So what kinds of violations are common in the trucking industry? Here is a look at some of the violation citations that have been issued with the most frequency in 2020:

  • Speeding
  • Red light running
  • False reporting of driving record
  • Failing to abide by other traffic signals
  • Operating a truck without the proper license
  • Lack of proper medical certification
  • Violation of lane restrictions
  • Cellphone use while driving

You might think that trucking violations are relatively rare, but you’d be mistaken. In fact, in the 2020 fiscal year more than 500,000 violations were discovered.

The dangers associated with some of these violations are self-apparent. Failing to abide by lane restrictions, for example, can cause a truck to veer into another vehicle, thereby causing a serious truck accident. But the dangers of other types of violations aren’t as obvious.

Take driving without proper medical certification. Under federal regulations, truckers cannot operate their vehicles if they possess a medical condition that affects their ability to drive their truck in a safe fashion. If a trucker is diagnosed with a medical condition, then he or she is required to provide documentation showing that they are receiving adequate treatment and have been medically cleared to drive.

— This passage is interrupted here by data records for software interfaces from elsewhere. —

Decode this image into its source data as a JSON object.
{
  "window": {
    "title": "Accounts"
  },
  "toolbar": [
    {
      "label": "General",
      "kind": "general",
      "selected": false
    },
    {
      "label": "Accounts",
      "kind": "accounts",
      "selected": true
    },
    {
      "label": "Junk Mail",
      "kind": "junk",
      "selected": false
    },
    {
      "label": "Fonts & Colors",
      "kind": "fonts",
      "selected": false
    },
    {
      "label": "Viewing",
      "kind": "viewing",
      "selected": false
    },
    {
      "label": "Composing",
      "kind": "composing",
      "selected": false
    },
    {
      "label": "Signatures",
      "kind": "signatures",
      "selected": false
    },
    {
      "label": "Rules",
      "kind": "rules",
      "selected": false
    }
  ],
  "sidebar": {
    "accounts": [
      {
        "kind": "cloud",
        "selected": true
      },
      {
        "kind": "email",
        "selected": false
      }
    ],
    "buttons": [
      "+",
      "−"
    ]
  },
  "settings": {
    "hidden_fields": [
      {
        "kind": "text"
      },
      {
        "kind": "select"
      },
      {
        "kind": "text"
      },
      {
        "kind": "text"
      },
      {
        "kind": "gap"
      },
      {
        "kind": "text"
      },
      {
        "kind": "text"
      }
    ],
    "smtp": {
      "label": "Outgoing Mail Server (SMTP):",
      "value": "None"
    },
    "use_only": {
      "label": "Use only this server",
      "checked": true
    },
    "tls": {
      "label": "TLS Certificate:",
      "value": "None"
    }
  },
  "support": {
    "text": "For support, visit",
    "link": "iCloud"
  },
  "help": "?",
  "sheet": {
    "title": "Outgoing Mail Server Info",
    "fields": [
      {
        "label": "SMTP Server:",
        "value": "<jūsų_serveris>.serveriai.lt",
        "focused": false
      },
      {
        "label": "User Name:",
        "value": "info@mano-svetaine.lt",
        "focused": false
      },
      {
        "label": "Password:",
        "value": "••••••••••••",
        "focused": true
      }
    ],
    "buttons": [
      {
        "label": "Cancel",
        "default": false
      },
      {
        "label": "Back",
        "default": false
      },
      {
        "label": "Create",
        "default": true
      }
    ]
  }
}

This can be critically important for truckers who suffer from medical conditions like sleep apnea. This condition causes sleep disruptions where the sufferer is jolted awake because he or she temporarily stops breathing. It is only by waking up that their breathing resumes. Sleep apnea sufferers can wake up as often as 400 times a night, which leads to tired, fatigued, and easily distracted truckers taking to the road. So, truckers who have an untreated medical condition and who have not been medically cleared to drive can pose a significant threat to others on the roadway.

What do these violations mean for you? Well, if you have been injured in a truck accident, it means that you should try to gather evidence to see if you can use a federal trucking violation to support a legal claim against the trucker who harmed you, as well as his or her employer.

You might be able to gather this evidence in a number of ways. One way is to conduct depositions that help you gather evidence and lock the errant driver and his employer into a certain position. This way you can further explore their testimony and attack their credibility if their story later changes. The second way is to simply gather documentation that demonstrates that a violation has occurred. This might require issuing subpoenas for an employer’s records.

If a trucking violation has occurred, you’ll probably still have to do some leg work to show that it is directly related to the accident in question, but you might be able to do this with a strong legal strategy that is based on applicable law.

Delving into these matters might seem relatively easy, but they can be quite complicated given the nuances contained within the law and trial practice. For this reason, many people who are injured in truck accidents find it beneficial to seek assistance from a legal team that knows how to go toe-to-toe with negligent truckers and their employers.